Announcement by the management of Edmund Jacobi Nachfolger concerning the holiday on 1 May

In 1933, 1 May—which was traditionally the day of the international working class—was declared a national holiday. By organizing May Day celebrations and drawing on Germanic pagan customs, the Nazi regime hoped to invoke the sense of a new national community (Volksgemeinschaft). Just one year later, this day had been renamed the "National Day of the German People."

In the city of Regensburg, Alfred Binswanger (1860–1933), director of the liquor manufacturer Edmund Jacobi Nachfolger, asked his staff on 27 April 1933 to participate "fully" in the celebrations and, without exception, to "make themselves available to their organizations." Binswanger had been arrested without reason just a few weeks earlier and now had to watch the ideological alignment (Gleichschaltung) of his company from the sidelines and urge his workers and employees to go along with the measures.

Parades were held throughout the country. A major state ceremony was held in Berlin and Hitler delivered a radio address. The new regime intended to integrate workers as quickly as possible and even the trade unions joined in the celebrations. In keeping with this general sentiment, the works council at Edmund Jacobi Nachfolger supported the management‘s appeal, stating in an almost threatening tone: "There can be no slackers among us."

However, the unions‘ hopes that they could continue to exist legally under the new government were dashed a few days later: union headquarters were occupied, leading union officials were arrested and union assets were confiscated.

Franziska Bogdanov

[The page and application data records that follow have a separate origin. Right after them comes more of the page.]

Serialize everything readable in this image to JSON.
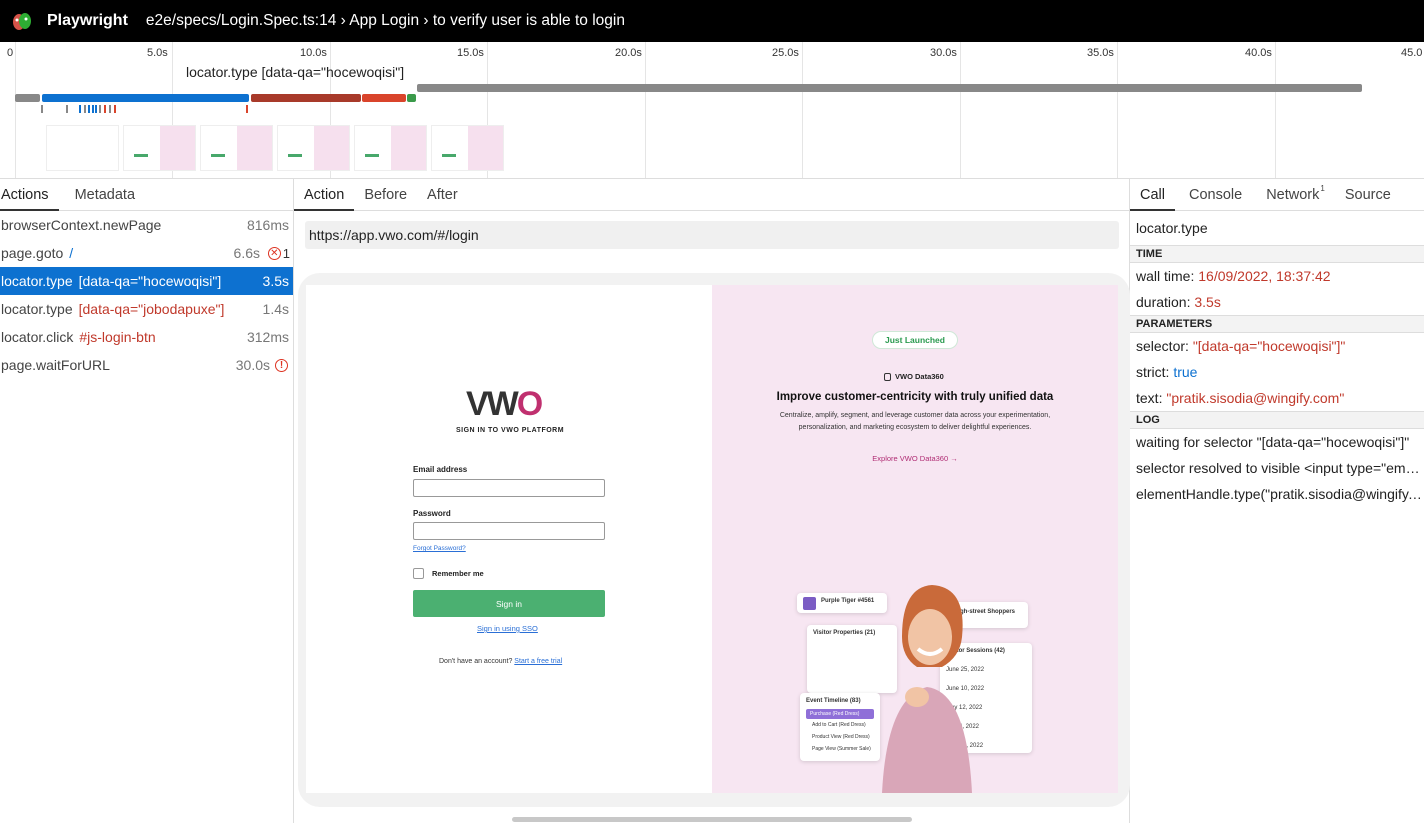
{
  "header": {
    "app_title": "Playwright",
    "test_title": "e2e/specs/Login.Spec.ts:14 › App Login › to verify user is able to login"
  },
  "timeline": {
    "ticks": [
      "0",
      "5.0s",
      "10.0s",
      "15.0s",
      "20.0s",
      "25.0s",
      "30.0s",
      "35.0s",
      "40.0s",
      "45.0"
    ],
    "hover_label": "locator.type [data-qa=\"hocewoqisi\"]",
    "colors": {
      "goto": "#0d71d0",
      "type": "#a83a2a",
      "type2": "#d9442b",
      "click": "#3a9a4a",
      "wait": "#888888"
    }
  },
  "left_panel": {
    "tabs": [
      "Actions",
      "Metadata"
    ],
    "actions": [
      {
        "name": "browserContext.newPage",
        "selector": "",
        "duration": "816ms"
      },
      {
        "name": "page.goto",
        "selector": "/",
        "duration": "6.6s",
        "error_count": "1"
      },
      {
        "name": "locator.type",
        "selector": "[data-qa=\"hocewoqisi\"]",
        "duration": "3.5s",
        "selected": true
      },
      {
        "name": "locator.type",
        "selector": "[data-qa=\"jobodapuxe\"]",
        "duration": "1.4s"
      },
      {
        "name": "locator.click",
        "selector": "#js-login-btn",
        "duration": "312ms"
      },
      {
        "name": "page.waitForURL",
        "selector": "",
        "duration": "30.0s",
        "error": "!"
      }
    ]
  },
  "mid_panel": {
    "tabs": [
      "Action",
      "Before",
      "After"
    ],
    "url": "https://app.vwo.com/#/login",
    "login": {
      "logo_prefix": "VW",
      "logo_suffix": "O",
      "heading": "SIGN IN TO VWO PLATFORM",
      "email_label": "Email address",
      "password_label": "Password",
      "forgot": "Forgot Password?",
      "remember": "Remember me",
      "signin": "Sign in",
      "sso": "Sign in using SSO",
      "no_account": "Don't have an account?",
      "free_trial": "Start a free trial"
    },
    "promo": {
      "badge": "Just Launched",
      "product": "VWO Data360",
      "headline": "Improve customer-centricity with truly unified data",
      "body": "Centralize, amplify, segment, and leverage customer data across your experimentation, personalization, and marketing ecosystem to deliver delightful experiences.",
      "cta": "Explore VWO Data360 →",
      "card_tiger": "Purple Tiger #4561",
      "card_shoppers": "High-street Shoppers",
      "card_visitor": "Visitor Properties (21)",
      "card_sessions": "Visitor Sessions (42)",
      "card_timeline": "Event Timeline (83)",
      "session_dates": [
        "June 25, 2022",
        "June 10, 2022",
        "May 12, 2022",
        "May 6, 2022",
        "April 20, 2022"
      ],
      "timeline_items": [
        "Purchase (Red Dress)",
        "Add to Cart (Red Dress)",
        "Product View (Red Dress)",
        "Page View (Summer Sale)"
      ]
    }
  },
  "right_panel": {
    "tabs": [
      "Call",
      "Console",
      "Network",
      "Source"
    ],
    "network_count": "1",
    "title": "locator.type",
    "sections": {
      "time": "TIME",
      "parameters": "PARAMETERS",
      "log": "LOG"
    },
    "time": {
      "wall_label": "wall time:",
      "wall_value": "16/09/2022, 18:37:42",
      "duration_label": "duration:",
      "duration_value": "3.5s"
    },
    "params": {
      "selector_label": "selector:",
      "selector_value": "\"[data-qa=\"hocewoqisi\"]\"",
      "strict_label": "strict:",
      "strict_value": "true",
      "text_label": "text:",
      "text_value": "\"pratik.sisodia@wingify.com\""
    },
    "log": [
      "waiting for selector \"[data-qa=\"hocewoqisi\"]\"",
      "selector resolved to visible <input type=\"email\" name=\"username\">",
      "elementHandle.type(\"pratik.sisodia@wingify.com\")"
    ]
  }
}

Categorie(s): businessmen | Regensburg | trade unions
Announcement by the management of Edmund Jacobi Nachfolger concerning the holiday on 1 May, Regensburg, 27 April 1933
Gift of Danny L. Goldberg